OVER THE SEA TO ENGLAND
After training, we received orders sending us to England by way of the northern route. We flew from Walla Walla to Grand Island, Nebraska; to Syracuse, New York; to Presque Isle, Maine; to Goose Bay, Newfoundland (Labrador); to Greenland; to Reykjavik, Iceland; to Stornaway, Ireland; and finally to Prestwick, Scotland.
When leaving Grand Island, Nebraska, the pilot would not accept my heading. He wanted to fly by radio navigation so I went to sleep. Later, the radio navigation system went out and he asked me for a heading to Syracuse. I told him that I had no idea where we were, I had been asleep. He said the system was out and he needed a heading. I figured from pilotage that we were somewhere over Lake Erie, so I calculated a heading, which fortunately turned out to be correct.
When we left Syracuse, the pilot wanted to fly over his hometown of Worcester, Massachusetts, then head due north to Presque Isle, Maine. Once again, he wanted to use the radio to navigate--which failed--and he was lost. I was lucky enough to bail him out again.
We left Presque Isle to go to Greenland and ran into a storm over the North Atlantic that we couldnt climb above. We were forced to go to the deck and fly for about 45 minutes to an hour at about 100 feet above the waves. It was excellent flying on his part. When we could, we regained altitude, and made Blue West Three (BW3) about 10 miles up a fjord on the southern tip of Greenland. We liked Greenland. So, the pilot complained of a collapsed oleo strut in the tail-wheel. This gave us a chance to stay over for three days and explore the area around BW3.
Back in Syracuse, some of the veterans had told us the thing airmen in England craved most was bourbon. So we had bought a case, which practically depleted the crew's funds. We intended to sell it at a big profit in England. Well, to get this three-day layover in Greenland, we sold the whiskey to the crew chief at BW3 for what we thought was a good profit. It turned out to have been about half of what we would have gotten in England.
I walked to a glacier and explored it. I climbed a mountain alongside a waterfall to see the lake that was the waterfall's source. I went snowshoe rabbit hunting unsuccessfully with .30 caliber carbines.
We flew from there to Reykjavik, Iceland where we were told not to associate with the natives. In fact, we couldnt leave the base. Prior to our arrival, a group of marines had been stationed there. The Icelanders believed in pre-marital sex. The Marines took advantage of this. Later the marines pulled out, but not really, because they left behind a lot of pregnant women. Since that time, the locals had taken a dim view of all Americans.
We stayed overnight, refueled, and left for Strornaway.
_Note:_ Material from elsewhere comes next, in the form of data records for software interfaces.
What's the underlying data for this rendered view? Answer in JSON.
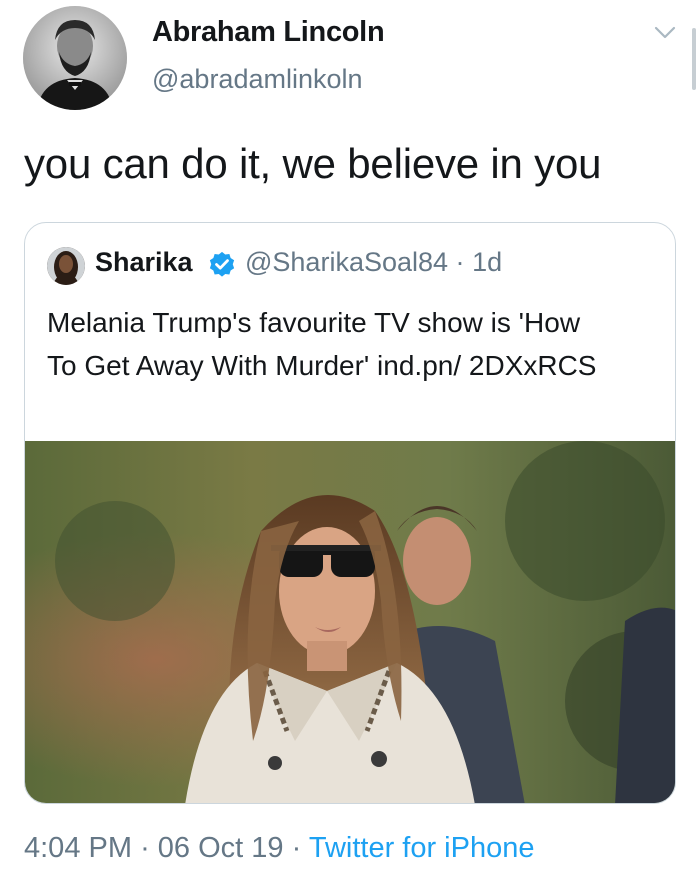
{
  "tweet": {
    "display_name": "Abraham Lincoln",
    "handle": "@abradamlinkoln",
    "text": "you can do it, we believe in you",
    "avatar_icon": "lincoln-portrait"
  },
  "quoted_tweet": {
    "display_name": "Sharika",
    "handle": "@SharikaSoal84",
    "separator": "·",
    "age": "1d",
    "text": "Melania Trump's favourite TV show is 'How To Get Away With Murder' ind.pn/ 2DXxRCS",
    "verified_icon": "verified-badge-icon",
    "image_description_icon": "photo"
  },
  "footer": {
    "time": "4:04 PM",
    "date": "06 Oct 19",
    "separator": "·",
    "source": "Twitter for iPhone"
  },
  "colors": {
    "text": "#14171a",
    "secondary": "#657786",
    "link": "#1da1f2",
    "border": "#ccd6dd"
  }
}
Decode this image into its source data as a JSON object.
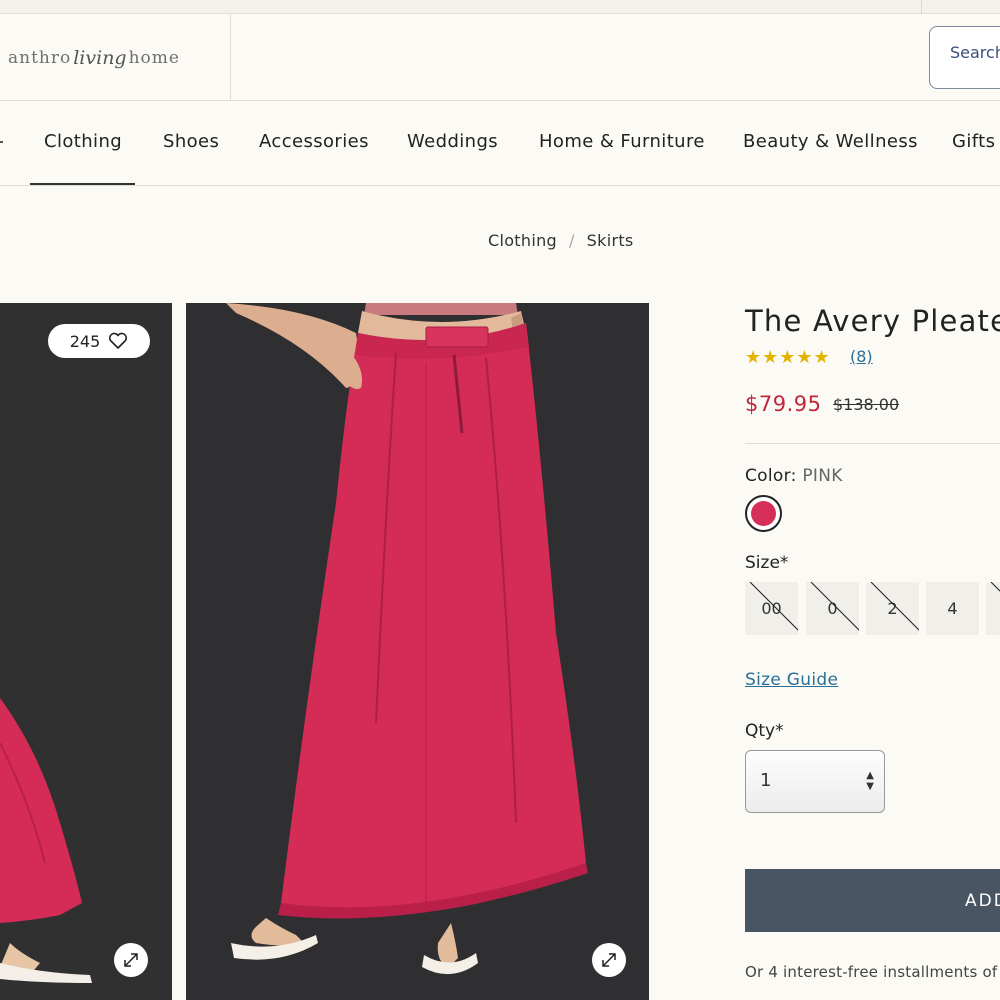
{
  "header": {
    "logo": {
      "part1": "anthro",
      "part2": "living",
      "part3": "home"
    },
    "search_label": "Search"
  },
  "nav": {
    "items": [
      "Clothing",
      "Shoes",
      "Accessories",
      "Weddings",
      "Home & Furniture",
      "Beauty & Wellness",
      "Gifts"
    ],
    "active": "Clothing"
  },
  "breadcrumb": [
    "Clothing",
    "Skirts"
  ],
  "gallery": {
    "like_count": "245"
  },
  "product": {
    "title": "The Avery Pleated",
    "rating": {
      "stars": "★★★★★",
      "count_label": "(8)",
      "value": 5
    },
    "sale_price": "$79.95",
    "original_price": "$138.00",
    "color_label": "Color:",
    "color_value": "PINK",
    "colors": {
      "swatch": "#d62f57"
    },
    "size_label": "Size*",
    "sizes": [
      {
        "label": "00",
        "available": false
      },
      {
        "label": "0",
        "available": false
      },
      {
        "label": "2",
        "available": false
      },
      {
        "label": "4",
        "available": true
      }
    ],
    "size_guide": "Size Guide",
    "qty_label": "Qty*",
    "qty_value": "1",
    "add_button": "ADD",
    "installments": "Or 4 interest-free installments of"
  }
}
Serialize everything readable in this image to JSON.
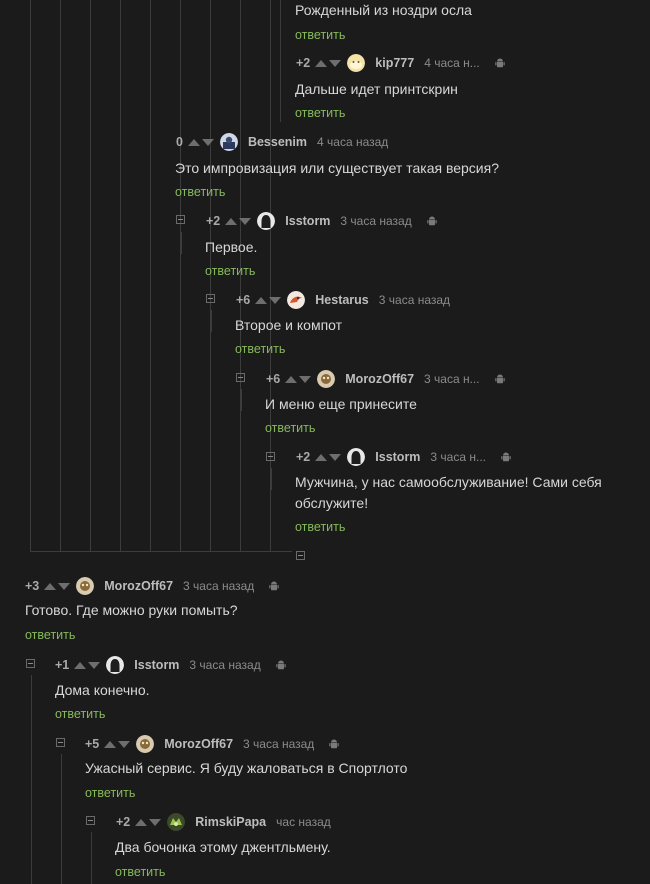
{
  "reply_label": "ответить",
  "comments": [
    {
      "rating": "",
      "nick": "",
      "time": "",
      "text": "Рожденный из ноздри осла"
    },
    {
      "rating": "+2",
      "nick": "kip777",
      "time": "4 часа н...",
      "text": "Дальше идет принтскрин"
    },
    {
      "rating": "0",
      "nick": "Bessenim",
      "time": "4 часа назад",
      "text": "Это импровизация или существует такая версия?"
    },
    {
      "rating": "+2",
      "nick": "Isstorm",
      "time": "3 часа назад",
      "text": "Первое."
    },
    {
      "rating": "+6",
      "nick": "Hestarus",
      "time": "3 часа назад",
      "text": "Второе и компот"
    },
    {
      "rating": "+6",
      "nick": "MorozOff67",
      "time": "3 часа н...",
      "text": "И меню еще принесите"
    },
    {
      "rating": "+2",
      "nick": "Isstorm",
      "time": "3 часа н...",
      "text_line1": "Мужчина, у нас самообслуживание! Сами себя",
      "text_line2": "обслужите!"
    },
    {
      "rating": "+3",
      "nick": "MorozOff67",
      "time": "3 часа назад",
      "text": "Готово. Где можно руки помыть?"
    },
    {
      "rating": "+1",
      "nick": "Isstorm",
      "time": "3 часа назад",
      "text": "Дома конечно."
    },
    {
      "rating": "+5",
      "nick": "MorozOff67",
      "time": "3 часа назад",
      "text": "Ужасный сервис. Я буду жаловаться в Спортлото"
    },
    {
      "rating": "+2",
      "nick": "RimskiPapa",
      "time": "час назад",
      "text": "Два бочонка этому джентльмену."
    }
  ],
  "colors": {
    "background": "#1b1b1b",
    "reply_link": "#86b95c",
    "thread_line": "#3c3c3c"
  }
}
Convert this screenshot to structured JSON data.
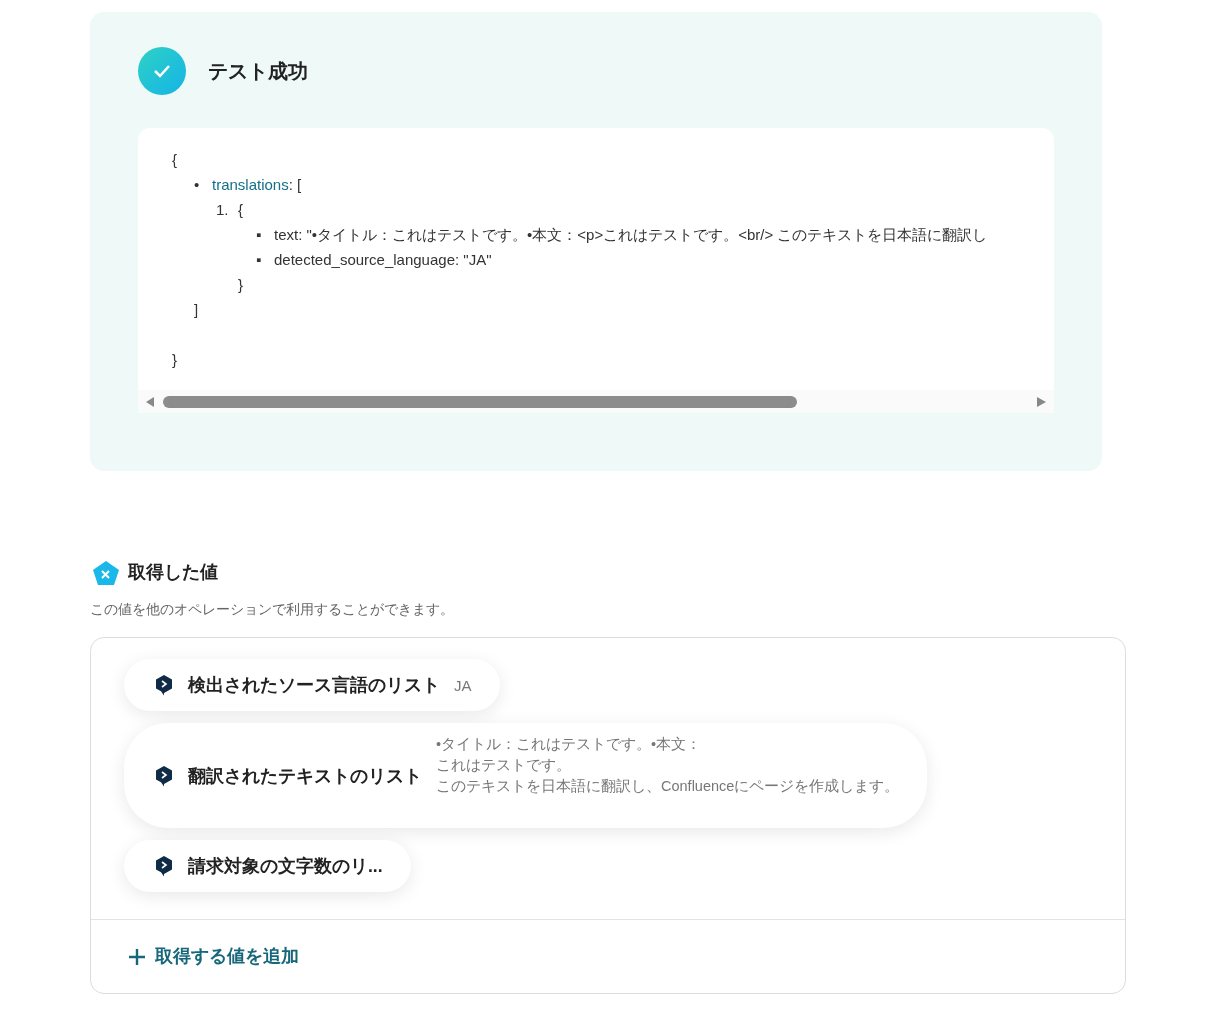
{
  "test_result": {
    "title": "テスト成功",
    "code": {
      "open": "{",
      "close": "}",
      "items": [
        {
          "marker": "•",
          "key": "translations",
          "text": ": [",
          "close": "]",
          "children": [
            {
              "marker": "1.",
              "text": "{",
              "close": "}",
              "children": [
                {
                  "marker": "▪",
                  "text": "text: \"•タイトル：これはテストです。•本文：<p>これはテストです。<br/> このテキストを日本語に翻訳し"
                },
                {
                  "marker": "▪",
                  "text": "detected_source_language: \"JA\""
                }
              ]
            }
          ]
        }
      ]
    }
  },
  "values_section": {
    "title": "取得した値",
    "description": "この値を他のオペレーションで利用することができます。",
    "items": [
      {
        "label": "検出されたソース言語のリスト",
        "value_lines": [
          "JA"
        ]
      },
      {
        "label": "翻訳されたテキストのリスト",
        "value_lines": [
          "•タイトル：これはテストです。•本文：",
          "これはテストです。",
          "このテキストを日本語に翻訳し、Confluenceにページを作成します。"
        ]
      },
      {
        "label": "請求対象の文字数のリ..."
      }
    ],
    "add_button": "取得する値を追加"
  }
}
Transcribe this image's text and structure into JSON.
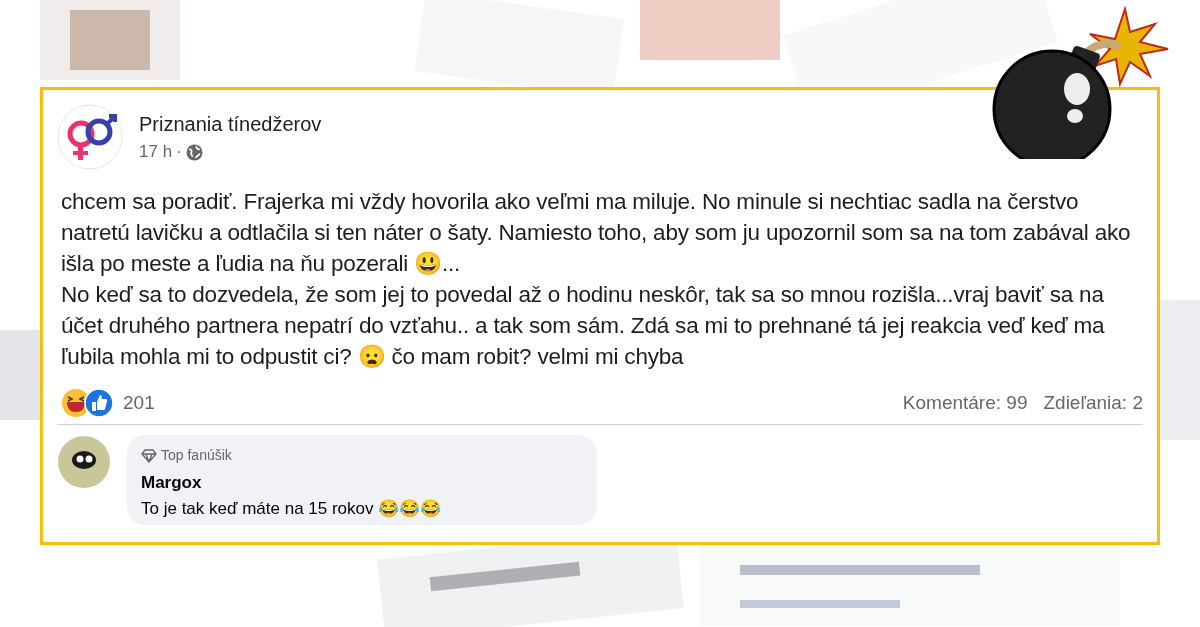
{
  "post": {
    "page_name": "Priznania tínedžerov",
    "time": "17 h",
    "separator": "·",
    "paragraphs": [
      "chcem sa poradiť. Frajerka mi vždy hovorila ako veľmi ma miluje. No minule si nechtiac sadla na čerstvo natretú lavičku a odtlačila si ten náter o šaty. Namiesto toho, aby som ju upozornil som sa na tom zabával ako išla po meste a ľudia na ňu pozerali 😃...",
      "No keď sa to dozvedela, že som jej to povedal až o hodinu neskôr, tak sa so mnou rozišla...vraj baviť sa na účet druhého partnera nepatrí do vzťahu.. a tak som sám. Zdá sa mi to prehnané tá jej reakcia veď keď ma ľubila mohla mi to odpustit ci? 😦 čo mam robit? velmi mi chyba"
    ],
    "reactions_count": "201",
    "comments": "Komentáre: 99",
    "shares": "Zdieľania: 2"
  },
  "comment": {
    "badge": "Top fanúšik",
    "author": "Margox",
    "text": "To je tak keď máte na 15 rokov 😂😂😂"
  }
}
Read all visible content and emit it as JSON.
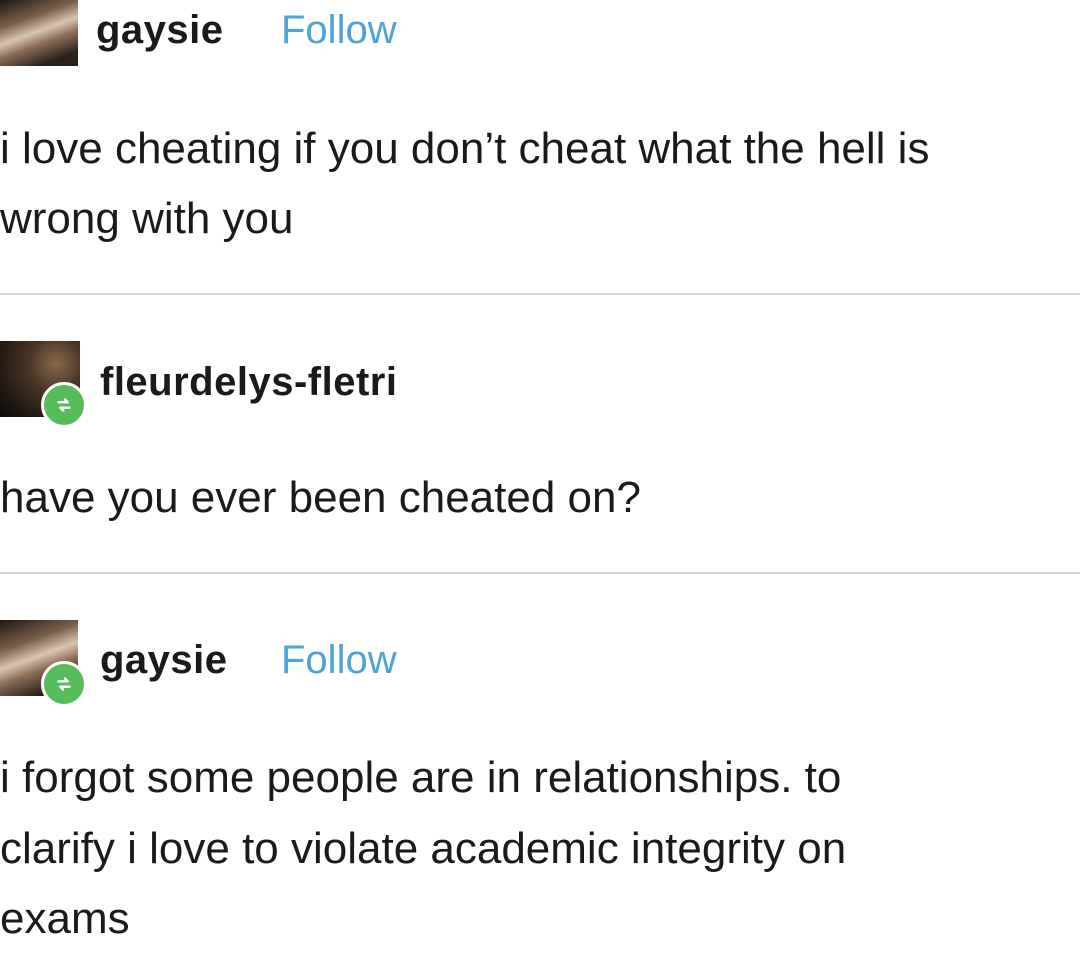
{
  "posts": [
    {
      "username": "gaysie",
      "follow_label": "Follow",
      "lines": [
        "i love cheating if you don’t cheat what the hell is",
        "wrong with you"
      ],
      "reblog_badge": false
    },
    {
      "username": "fleurdelys-fletri",
      "follow_label": "",
      "lines": [
        "have you ever been cheated on?"
      ],
      "reblog_badge": true
    },
    {
      "username": "gaysie",
      "follow_label": "Follow",
      "lines": [
        "i forgot some people are in relationships. to",
        "clarify i love to violate academic integrity on",
        "exams"
      ],
      "reblog_badge": true
    }
  ],
  "icons": {
    "reblog": "reblog-icon",
    "avatar": "avatar"
  },
  "colors": {
    "follow": "#4ea3d8",
    "reblog_badge": "#56bd5b",
    "divider": "#d3d3d3",
    "text": "#1a1a1a"
  }
}
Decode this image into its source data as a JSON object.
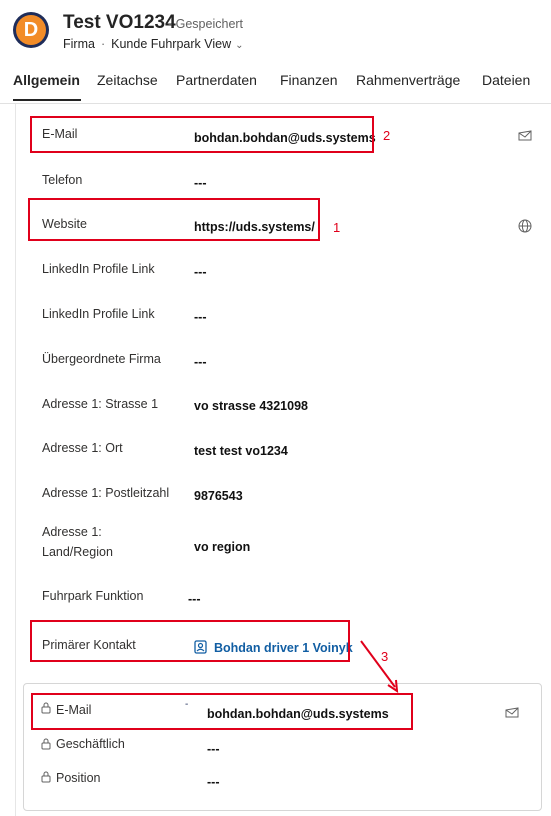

Again, the pilot decided he would go on radio navigation; he didnt need the help of a navigator. Over the Atlantic, the radio went out for the third time. And he was lost. This time I refused to help. I told him England was off to the east somewhere, "You can find it." He got very angry and we had quite an argument. Finally I gave him a course and we hit Stornaway dead on. These three recoveries, coupled with finishing first in the class, made the pilot respect me as a navigator.
At Prestwick, we had final navigation training on how to navigate in England. The person who made the highest score on this training could choose the bomb group that he wanted. My pilot had already checked this out and the 91st Bomb Group had the fewest losses. I was first in the class so we picked the 91st Bomb Group.